Olympic heptathlon champion Jessica Ennis-Hill is also a no-show because of an Achilles tendon problem. And the local crowd won't even be able to shout for the defending champion, Tatyana Chernova, since she, too, is injured.
Even off the track, drugs aside, the sport has been reeling. Besides Bolt, no track athlete quite sparked the London Games like Oscar Pistorius. The double amputee South African enthralled the 80,000-seat capacity crowds, proving that competing can be as important as winning.
One year later, Pistorius is preparing for his murder trial in the Valentine Day's shooting death of his girlfriend, Reeva Steenkamp.
"I don't ever remember going into a world championships with this sort of, I don't want to say doldrums, but I'd be lying if I said we have the normal anticipation and hype going into the worlds," four-time Olympic medalist and commentator Ato Boldon said.
Besides Bolt, Mo Farah will be going for multiple gold. After he clinched the long-distance double at the London Games, he is a favorite to repeat the 5,000-10,000 double at the Luzhniki Stadium.
While the established stars are not there, it is also time for fresh faces.
At 24, Blessing Okagbare is hardly new, but Moscow could well become her breakthrough.
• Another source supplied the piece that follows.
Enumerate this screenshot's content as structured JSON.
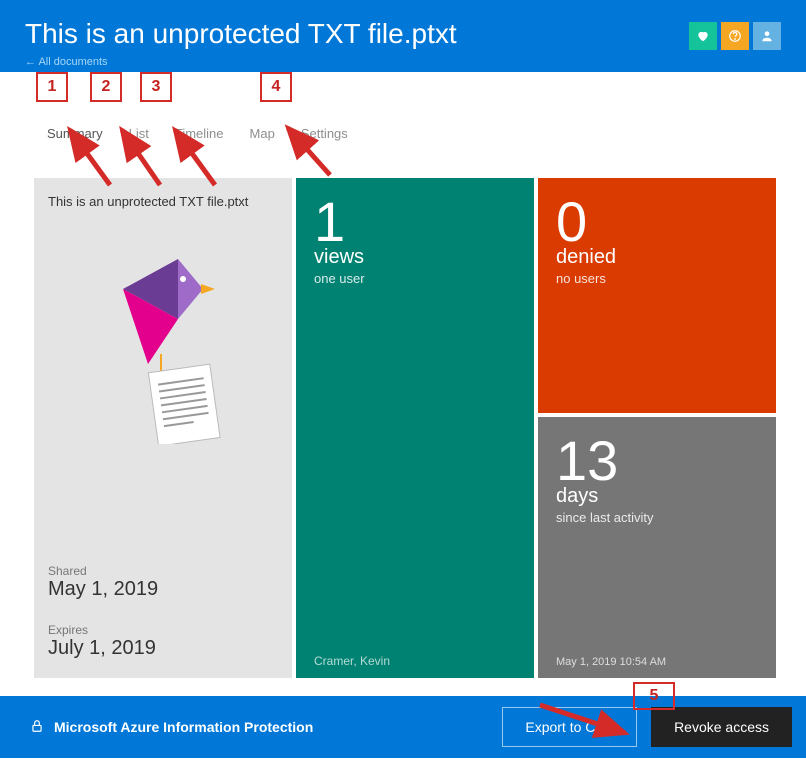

The Nigerian has been strong in the sprints and long jump and, having beaten top challengers in all three events this year, she could be going for a triple gold.
Also look for Brianna Rollins, the 21-year-old hurdler. She became the third-best performer in history in the 100 hurdles when she ran an American record of 12.26 at the U.S. championships in the fastest time in 21 years.
Not only does it underscore the potential for a world record at the championships, it also shows that, even with much new blood in the team, the United States looks set to dominate again.
AP Sports Writer Pat Graham in Denver contributed to this report.